State Department invades the blogosphere

The U.S. Department of State has apparently taken a page from David Miliband's book and started its own blog, the unfortunately named Dipnote. The blog's editors are State Department spokespeople Frederick Jones and Masharika Prejean, who make it clear that this new, hip, Web 2.0 State Department may not be what you're used to:

As the voice of this blog, Masharika has been given one point of instruction – there are no rules. The camera and the blog entries that are posted on this site are based on experiences that organically develop during her travels with Secretary Condoleezza Rice and her accompanying advisory support team...the purpose of this site is to provide a venue for the general public to receive a "behind the scenes" view of how U.S. diplomatic missions to foreign countries are carried out, the people that are involved, and the cultural aspects that make each destination uniquely its own.

Dipnote kicked off during last week's U.N. General Assembly meeting and has been providing periodic dispatches from the likes of Ambassador Karen Hughes and Assistant Secretaries of State Kristen Silverberg and Sean McCormack. I suppose you have to applaud the department's efforts to reach out, but most of the posts from the big shots consist of little more than summaries of their schedules. Readers looking for an insider's view of diplomacy are probably not going to be bowled over by prose like this:

So, here I am in the city that never sleeps – wait, isn't that Las Vegas? Here I am in the city that never stops negotiating. From Wall Street to the General Assembly, there's always a deal waiting to be struck.

Zzzz... It's also worth noting that gray text over a gray background is probably not the best choice for readability. I mean, I've seen MySpace profiles that are easier to navigate. And judging from the outright hostility of many of the commenters, the department's going to have its hands full getting the site taken seriously. Wonkette is, of course, having a field day.

I also couldn't help but notice the conspicuous absence of Passport from Dipnote's blogroll. Where's the love, State?

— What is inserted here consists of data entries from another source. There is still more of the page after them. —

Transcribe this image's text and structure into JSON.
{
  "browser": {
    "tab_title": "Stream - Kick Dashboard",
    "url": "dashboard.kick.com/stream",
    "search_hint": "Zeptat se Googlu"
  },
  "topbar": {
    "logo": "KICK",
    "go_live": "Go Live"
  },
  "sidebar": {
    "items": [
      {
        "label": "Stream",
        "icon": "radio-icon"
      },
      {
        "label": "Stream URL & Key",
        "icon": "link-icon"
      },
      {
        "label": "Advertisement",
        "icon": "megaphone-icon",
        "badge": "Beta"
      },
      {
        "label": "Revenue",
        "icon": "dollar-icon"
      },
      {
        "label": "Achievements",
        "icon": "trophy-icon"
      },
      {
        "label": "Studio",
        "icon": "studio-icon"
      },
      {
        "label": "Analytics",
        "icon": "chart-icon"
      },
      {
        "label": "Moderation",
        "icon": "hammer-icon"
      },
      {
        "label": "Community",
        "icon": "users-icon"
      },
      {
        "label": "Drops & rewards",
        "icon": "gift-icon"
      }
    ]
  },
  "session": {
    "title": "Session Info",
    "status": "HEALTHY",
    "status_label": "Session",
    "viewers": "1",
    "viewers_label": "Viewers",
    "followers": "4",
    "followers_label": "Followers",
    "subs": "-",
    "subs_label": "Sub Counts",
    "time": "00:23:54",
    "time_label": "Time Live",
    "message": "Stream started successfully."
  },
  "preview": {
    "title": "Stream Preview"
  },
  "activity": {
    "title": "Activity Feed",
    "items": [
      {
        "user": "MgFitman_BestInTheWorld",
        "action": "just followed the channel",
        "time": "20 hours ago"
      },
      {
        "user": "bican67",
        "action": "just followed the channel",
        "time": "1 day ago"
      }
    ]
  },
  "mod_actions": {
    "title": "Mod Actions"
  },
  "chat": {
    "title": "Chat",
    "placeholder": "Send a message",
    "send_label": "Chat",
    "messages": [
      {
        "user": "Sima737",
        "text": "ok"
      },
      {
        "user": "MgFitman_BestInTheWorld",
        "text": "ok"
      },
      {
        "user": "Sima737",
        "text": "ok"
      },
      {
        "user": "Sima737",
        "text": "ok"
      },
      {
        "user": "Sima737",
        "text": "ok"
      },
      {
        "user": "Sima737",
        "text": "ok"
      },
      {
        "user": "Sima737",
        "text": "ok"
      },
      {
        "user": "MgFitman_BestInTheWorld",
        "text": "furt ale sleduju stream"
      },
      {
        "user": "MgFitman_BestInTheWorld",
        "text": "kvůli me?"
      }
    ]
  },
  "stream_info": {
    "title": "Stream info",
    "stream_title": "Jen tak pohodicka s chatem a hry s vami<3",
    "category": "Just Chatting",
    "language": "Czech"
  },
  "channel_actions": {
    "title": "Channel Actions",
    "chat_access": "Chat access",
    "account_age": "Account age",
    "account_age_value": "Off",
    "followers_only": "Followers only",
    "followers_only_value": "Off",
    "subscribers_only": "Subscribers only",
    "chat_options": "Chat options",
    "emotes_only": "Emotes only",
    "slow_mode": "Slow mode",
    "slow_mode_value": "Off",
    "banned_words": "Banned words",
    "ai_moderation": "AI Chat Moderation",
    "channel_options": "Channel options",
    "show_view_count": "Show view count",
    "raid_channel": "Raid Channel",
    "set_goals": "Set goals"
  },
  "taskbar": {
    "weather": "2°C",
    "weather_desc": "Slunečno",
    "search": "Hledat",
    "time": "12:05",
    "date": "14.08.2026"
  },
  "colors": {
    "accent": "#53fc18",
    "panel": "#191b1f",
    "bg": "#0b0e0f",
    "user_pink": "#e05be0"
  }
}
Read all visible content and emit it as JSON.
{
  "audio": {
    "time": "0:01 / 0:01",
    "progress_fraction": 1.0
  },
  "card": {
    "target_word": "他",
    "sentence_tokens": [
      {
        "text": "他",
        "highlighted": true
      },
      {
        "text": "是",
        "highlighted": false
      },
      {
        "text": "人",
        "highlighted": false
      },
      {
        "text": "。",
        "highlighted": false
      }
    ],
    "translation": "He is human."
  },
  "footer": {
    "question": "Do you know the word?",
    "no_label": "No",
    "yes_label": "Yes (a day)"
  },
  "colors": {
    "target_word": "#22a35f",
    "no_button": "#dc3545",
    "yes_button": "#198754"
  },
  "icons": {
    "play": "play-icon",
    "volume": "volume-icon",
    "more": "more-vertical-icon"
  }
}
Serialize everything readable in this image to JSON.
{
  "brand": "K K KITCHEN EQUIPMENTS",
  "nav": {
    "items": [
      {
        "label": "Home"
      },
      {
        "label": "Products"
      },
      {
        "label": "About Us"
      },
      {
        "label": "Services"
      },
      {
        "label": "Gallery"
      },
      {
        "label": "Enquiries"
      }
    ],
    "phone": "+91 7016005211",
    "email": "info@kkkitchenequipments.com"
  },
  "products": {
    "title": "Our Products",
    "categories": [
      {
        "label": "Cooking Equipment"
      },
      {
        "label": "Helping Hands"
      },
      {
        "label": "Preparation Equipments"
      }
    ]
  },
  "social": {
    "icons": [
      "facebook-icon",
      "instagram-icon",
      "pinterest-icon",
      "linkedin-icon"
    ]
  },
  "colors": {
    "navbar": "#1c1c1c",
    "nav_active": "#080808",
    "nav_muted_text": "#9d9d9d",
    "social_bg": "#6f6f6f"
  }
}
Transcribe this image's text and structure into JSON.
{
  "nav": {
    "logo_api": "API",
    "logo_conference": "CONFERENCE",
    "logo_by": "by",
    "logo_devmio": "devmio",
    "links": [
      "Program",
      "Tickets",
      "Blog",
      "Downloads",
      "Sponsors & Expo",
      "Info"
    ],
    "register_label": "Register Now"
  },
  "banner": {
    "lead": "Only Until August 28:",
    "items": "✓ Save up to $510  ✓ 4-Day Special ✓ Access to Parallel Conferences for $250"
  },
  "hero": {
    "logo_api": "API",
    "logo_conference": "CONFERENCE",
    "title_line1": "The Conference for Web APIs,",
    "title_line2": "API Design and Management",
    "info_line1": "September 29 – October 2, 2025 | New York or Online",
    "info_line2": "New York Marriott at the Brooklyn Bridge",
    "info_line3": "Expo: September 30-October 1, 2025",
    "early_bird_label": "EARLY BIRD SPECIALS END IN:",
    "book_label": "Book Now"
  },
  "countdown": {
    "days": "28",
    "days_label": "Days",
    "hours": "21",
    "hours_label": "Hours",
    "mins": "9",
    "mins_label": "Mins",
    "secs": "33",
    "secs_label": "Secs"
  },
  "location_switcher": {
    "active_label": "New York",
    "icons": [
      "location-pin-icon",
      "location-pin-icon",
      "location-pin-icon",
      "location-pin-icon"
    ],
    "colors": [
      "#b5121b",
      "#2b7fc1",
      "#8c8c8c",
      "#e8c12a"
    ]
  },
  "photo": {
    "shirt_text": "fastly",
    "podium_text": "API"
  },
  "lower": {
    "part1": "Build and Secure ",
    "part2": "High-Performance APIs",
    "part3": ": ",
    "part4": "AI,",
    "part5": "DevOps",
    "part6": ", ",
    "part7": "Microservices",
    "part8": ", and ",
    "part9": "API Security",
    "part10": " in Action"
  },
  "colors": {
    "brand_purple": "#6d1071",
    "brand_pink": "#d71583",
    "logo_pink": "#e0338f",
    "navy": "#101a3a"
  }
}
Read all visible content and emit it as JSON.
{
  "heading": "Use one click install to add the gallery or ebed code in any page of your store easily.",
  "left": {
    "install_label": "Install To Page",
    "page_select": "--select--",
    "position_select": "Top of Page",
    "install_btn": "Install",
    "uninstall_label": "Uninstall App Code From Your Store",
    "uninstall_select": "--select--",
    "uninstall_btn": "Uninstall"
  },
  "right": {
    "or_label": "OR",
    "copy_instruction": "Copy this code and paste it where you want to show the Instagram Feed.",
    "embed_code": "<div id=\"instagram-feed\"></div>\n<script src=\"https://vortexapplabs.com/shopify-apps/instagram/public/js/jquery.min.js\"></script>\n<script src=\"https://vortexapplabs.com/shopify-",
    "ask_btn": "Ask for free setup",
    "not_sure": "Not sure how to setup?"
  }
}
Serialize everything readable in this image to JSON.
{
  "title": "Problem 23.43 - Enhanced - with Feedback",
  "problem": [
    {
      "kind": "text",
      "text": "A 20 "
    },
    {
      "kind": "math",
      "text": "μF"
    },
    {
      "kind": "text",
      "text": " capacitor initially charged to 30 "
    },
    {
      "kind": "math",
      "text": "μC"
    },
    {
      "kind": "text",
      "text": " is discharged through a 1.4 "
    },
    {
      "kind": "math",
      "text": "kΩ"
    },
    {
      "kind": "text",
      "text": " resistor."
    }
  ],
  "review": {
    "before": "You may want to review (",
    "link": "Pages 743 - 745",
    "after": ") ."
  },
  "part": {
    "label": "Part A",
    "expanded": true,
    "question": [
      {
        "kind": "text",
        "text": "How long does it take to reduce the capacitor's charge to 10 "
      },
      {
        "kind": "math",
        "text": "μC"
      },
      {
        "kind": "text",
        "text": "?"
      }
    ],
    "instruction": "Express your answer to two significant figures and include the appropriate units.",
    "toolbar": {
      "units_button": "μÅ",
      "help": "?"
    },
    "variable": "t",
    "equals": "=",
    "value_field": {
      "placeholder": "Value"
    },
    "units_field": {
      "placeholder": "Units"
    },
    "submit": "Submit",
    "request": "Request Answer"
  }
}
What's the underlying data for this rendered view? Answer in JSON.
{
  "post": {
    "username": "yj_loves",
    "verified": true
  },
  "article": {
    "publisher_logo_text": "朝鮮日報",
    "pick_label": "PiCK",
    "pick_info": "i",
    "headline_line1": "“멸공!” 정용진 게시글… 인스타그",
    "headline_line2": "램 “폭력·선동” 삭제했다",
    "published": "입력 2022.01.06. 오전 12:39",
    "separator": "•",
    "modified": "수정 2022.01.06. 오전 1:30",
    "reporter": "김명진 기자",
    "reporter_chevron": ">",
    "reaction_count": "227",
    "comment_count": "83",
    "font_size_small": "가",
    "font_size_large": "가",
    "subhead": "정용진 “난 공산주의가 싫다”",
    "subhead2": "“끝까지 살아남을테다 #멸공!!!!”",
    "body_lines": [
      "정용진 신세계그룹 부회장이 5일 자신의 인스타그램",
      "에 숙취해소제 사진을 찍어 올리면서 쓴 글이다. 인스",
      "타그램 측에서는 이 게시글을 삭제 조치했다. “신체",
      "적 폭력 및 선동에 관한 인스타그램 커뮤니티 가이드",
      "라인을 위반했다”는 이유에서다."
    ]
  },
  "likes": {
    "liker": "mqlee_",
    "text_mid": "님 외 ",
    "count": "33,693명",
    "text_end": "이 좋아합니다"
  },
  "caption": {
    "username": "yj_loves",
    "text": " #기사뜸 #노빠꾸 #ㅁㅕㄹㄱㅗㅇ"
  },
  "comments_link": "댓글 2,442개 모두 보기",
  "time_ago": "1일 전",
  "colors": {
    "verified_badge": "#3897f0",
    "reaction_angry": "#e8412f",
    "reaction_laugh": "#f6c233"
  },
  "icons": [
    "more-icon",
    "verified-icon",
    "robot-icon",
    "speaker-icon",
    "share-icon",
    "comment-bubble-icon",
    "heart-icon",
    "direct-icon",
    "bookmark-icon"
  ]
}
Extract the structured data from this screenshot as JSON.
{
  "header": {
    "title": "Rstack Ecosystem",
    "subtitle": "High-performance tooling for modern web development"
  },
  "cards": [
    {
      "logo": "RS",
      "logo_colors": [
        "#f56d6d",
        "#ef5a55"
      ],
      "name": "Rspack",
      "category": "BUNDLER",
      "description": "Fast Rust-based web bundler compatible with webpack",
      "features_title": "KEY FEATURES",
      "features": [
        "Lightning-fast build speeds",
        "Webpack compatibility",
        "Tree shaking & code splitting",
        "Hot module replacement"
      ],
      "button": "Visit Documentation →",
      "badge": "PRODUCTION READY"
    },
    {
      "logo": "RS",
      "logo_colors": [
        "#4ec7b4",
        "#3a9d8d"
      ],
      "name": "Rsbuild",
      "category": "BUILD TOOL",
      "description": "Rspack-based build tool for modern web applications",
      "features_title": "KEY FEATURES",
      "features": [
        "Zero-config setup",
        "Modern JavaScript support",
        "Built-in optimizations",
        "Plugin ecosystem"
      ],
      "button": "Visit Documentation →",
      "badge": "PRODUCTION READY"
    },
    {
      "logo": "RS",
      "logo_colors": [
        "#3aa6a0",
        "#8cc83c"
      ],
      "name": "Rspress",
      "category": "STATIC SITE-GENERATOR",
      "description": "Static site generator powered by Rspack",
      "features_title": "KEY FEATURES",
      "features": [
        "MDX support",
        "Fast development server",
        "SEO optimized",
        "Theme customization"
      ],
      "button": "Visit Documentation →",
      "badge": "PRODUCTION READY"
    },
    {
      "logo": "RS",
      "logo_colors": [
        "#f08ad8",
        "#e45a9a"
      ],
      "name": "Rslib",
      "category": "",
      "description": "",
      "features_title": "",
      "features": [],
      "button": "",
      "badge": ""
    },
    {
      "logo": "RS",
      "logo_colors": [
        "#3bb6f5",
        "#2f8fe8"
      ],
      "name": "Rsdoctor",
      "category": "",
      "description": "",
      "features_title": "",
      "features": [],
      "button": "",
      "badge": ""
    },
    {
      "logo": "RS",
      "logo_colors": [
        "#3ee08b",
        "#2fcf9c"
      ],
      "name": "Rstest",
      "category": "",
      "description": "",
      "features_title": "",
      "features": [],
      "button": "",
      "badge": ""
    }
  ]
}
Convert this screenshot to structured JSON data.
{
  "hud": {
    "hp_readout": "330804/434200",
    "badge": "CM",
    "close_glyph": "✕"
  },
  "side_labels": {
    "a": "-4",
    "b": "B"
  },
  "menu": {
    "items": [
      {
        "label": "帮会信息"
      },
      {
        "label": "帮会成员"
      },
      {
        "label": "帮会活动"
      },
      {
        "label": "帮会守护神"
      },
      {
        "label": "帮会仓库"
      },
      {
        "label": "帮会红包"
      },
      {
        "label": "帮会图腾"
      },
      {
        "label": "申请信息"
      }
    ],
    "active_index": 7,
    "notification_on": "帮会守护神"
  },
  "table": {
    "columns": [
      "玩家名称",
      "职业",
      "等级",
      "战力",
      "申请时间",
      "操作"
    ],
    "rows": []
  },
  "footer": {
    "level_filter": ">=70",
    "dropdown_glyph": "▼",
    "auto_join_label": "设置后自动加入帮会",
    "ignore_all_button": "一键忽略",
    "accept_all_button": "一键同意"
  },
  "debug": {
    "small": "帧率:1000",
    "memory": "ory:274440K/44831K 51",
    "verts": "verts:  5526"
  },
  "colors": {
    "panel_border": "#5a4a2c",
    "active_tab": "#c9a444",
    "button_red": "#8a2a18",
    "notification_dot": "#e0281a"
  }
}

UPDATE: Passport gets results from Foggy Bottom! 


Jimmy Carter gets the kibosh in Darfur

AFP/Getty Images

Jimmy Carter is in Darfur today as part of the awkwardly titled "Elders" delegation of elder statesman. The former U.S. president was forcibly barred from visiting with refugees in the town of Kabkabiya by his Sudanese minders. After being told his visit "wasn't on the program," Carter protested by yelling, "I'll tell President Bashir about this." 

...uh, which will be a lesson in futility, Jimmy. I seriously hope Carter doesn't actually think that complaining about lack of access to victims in Darfur will make a difference to Sudanese President Omar Hassan al-Bashir. He presides over a government responsible for much of the violence and is expert at creating a news vacuum into which news about the horrific conditions in Darfur disappear. After all, why is there such a potent debate over the number of dead in Darfur? Because Bashir doesn't want the number to be established.

Carter's toothless threat brings to mind an episode from The Confidante, Glenn Kessler's recent book on Condi. When the U.S. Secretary of State traveled to Khartoum in July 2005 to meet with Bashir, there was nearly an international incident over the fact that Bashir's thugs refused to allow either Rice's aides or the press corps into the room where they were meeting. Eventually, after some shoving and yelling and impolite negotiations, press members made it into the room, but were told they couldn't ask questions. Kessler describes the incident in his book:

The reporters awkwardly looked at each other, wondering who would speak first, when NBC's Andrea Mitchell decided to take the plunge: "Mr. President, tell us why is the violence continuing?" One of the Sudanese officials started shouting, "No, no, no." "Why should Americans believe your promises" regarding Darfur, she continued in her best shouted television voice, when "your government is still supporting the militias?"

Bashir, with a smile frozen on his face, snapped at the guards in Arabic, "Don't let her." Mitchell kept yelling her questions. Bashir, looking increasingly upset, gestured with his arms. "Finished," he shouted.

The guards pounced, dragging Mitchell away by twisting her arms as [Rice aide Jim] Wilkinson shouted, "Get your hands off her!" When Mitchell started getting teary-eyed, one of the Sudanese officials smirked and loudly declared that she was drunk (which is how the official Sudanese news agency portrayed the incident). They hustled the rest of the reporters out of the room.

Watch Mitchell get hauled away here.

Perhaps Jimmy thinks that Bashir has had a change of heart based on the government's pledge today to devote $300 million in order to "rebuild and repair" Darfur ($200 million of it, by the way, will be a loan from China). But it's blood money. Four years in, and we're still talking about a guy responsible for the deaths of hundreds of thousands of people donating a nominal sum from his oil revenues to cover up the rest of his crimes. It doesn't sound like progress.